Con Artists Play Troubling Game: Grand Theft Home
Saturday, June 4, 2005
Consumer advocates around the country are begging states for new laws to help fight a rising tide of complaints about foreclosure "rescue" scams, but there is a lot that homeowners can do to protect themselves.
The National Consumer Law Center, which this week issued a comprehensive report on "the rampant theft of Americans' homes and equity" by con artists who promise to save houses from foreclosure, offers a lot of advice on how to avoid getting snared.
Prevention is the best medicine, they say. That is because if a homeowner does fall into a scamster's clutches, it will take considerable money and time, a good lawyer and sometimes help from state regulators or prosecutors to undo the damage.
While fraud and forgery may be involved, and other unfair trade or deceptive practices laws may have been violated, state enforcement agencies often do not have the resources to help "or don't think they have the authority," said Elizabeth Renuart, a co-author of the report.

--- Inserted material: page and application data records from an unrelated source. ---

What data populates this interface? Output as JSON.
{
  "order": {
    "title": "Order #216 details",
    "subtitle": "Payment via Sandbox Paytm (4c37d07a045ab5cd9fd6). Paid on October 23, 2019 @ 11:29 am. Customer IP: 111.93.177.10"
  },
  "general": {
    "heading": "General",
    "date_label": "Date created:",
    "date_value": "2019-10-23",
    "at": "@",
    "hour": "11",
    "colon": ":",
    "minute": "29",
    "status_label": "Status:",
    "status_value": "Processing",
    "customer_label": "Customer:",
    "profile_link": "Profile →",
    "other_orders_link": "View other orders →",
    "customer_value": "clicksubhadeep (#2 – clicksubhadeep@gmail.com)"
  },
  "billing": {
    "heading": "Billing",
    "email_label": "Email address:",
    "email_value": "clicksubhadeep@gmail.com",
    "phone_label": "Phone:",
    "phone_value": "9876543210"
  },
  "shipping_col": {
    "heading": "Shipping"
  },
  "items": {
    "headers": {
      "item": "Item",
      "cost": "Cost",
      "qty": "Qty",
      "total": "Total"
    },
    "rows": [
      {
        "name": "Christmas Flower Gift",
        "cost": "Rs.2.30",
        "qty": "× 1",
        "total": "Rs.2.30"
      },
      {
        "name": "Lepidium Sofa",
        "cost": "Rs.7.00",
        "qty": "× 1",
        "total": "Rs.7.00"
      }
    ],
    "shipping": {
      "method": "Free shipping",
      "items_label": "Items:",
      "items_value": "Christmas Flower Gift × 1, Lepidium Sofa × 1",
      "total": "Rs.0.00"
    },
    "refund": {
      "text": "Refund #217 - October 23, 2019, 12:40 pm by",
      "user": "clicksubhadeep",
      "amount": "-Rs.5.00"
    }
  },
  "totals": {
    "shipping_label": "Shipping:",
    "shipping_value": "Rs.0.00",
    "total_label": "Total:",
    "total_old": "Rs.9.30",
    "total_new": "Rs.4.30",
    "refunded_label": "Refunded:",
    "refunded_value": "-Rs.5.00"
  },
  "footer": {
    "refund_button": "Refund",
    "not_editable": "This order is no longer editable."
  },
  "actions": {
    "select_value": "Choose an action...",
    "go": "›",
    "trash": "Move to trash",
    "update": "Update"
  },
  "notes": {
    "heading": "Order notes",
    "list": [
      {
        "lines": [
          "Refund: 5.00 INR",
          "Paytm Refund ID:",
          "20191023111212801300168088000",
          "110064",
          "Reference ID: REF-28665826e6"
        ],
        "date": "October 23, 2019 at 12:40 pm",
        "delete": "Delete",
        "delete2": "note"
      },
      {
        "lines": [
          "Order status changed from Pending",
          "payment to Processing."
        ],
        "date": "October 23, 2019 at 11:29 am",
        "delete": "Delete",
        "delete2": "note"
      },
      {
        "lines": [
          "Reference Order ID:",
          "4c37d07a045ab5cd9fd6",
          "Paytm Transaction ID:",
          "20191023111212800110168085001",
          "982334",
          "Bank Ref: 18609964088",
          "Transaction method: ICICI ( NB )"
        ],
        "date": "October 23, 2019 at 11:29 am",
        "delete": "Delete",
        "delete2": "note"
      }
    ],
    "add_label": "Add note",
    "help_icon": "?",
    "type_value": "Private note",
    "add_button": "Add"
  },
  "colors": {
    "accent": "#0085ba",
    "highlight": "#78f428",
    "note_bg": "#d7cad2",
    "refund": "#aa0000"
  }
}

And, in most states, she said, "they don't have the ability to save the house even if you prosecute. That's a civil issue."
The first advice is to ignore the posters offering foreclosure help that have been slapped up on telephone poles, in median strips and at bus stops in many working-class neighborhoods, says the report.
Ignore fliers dropped off on front porches or stuffed in mailboxes. Particularly ignore hand-written notes suggesting the "help" is coming from someone you know or who has your interests in mind.
"These kinds of signs crowd the streets in Virginia, Maryland, Florida" and other states where rescue scams are exploding, co-author Steve Tripoli said at a news conference Thursday. "If the street signs don't get you, the fliers will."
Hand-written fliers, he said, "are more dangerous, because they are more likely to instill a sense of familiarity or trust."
Also ignore suggestions that "time is not on your side," he said. "The con artist is going to go out of their way to rush you" into making a decision, and again gains trust by saying "we've been in the same dilemma."
Renuart said the promises are typically empty: "These are felonies. This is grand theft of your house."
The center's report says foreclosure scams are "rampant," particularly in hot housing markets such as Washington's where houses can be worth much more than desperate homeowners realize and where scam artists can essentially "buy" a property by paying off the amount that is overdue on a loan.
While the rescue "specialist" may promise to rent the house to the homeowner, with the opportunity for the family to buy it back later, the rescuer typically sets the price higher than the financially strapped homeowners can ever afford. Then he moves to evict them when they fall short on monthly "rent" payments. Many times the underlying mortgage is not paid off, so homeowners not only are evicted but also still owe for the original loan amount.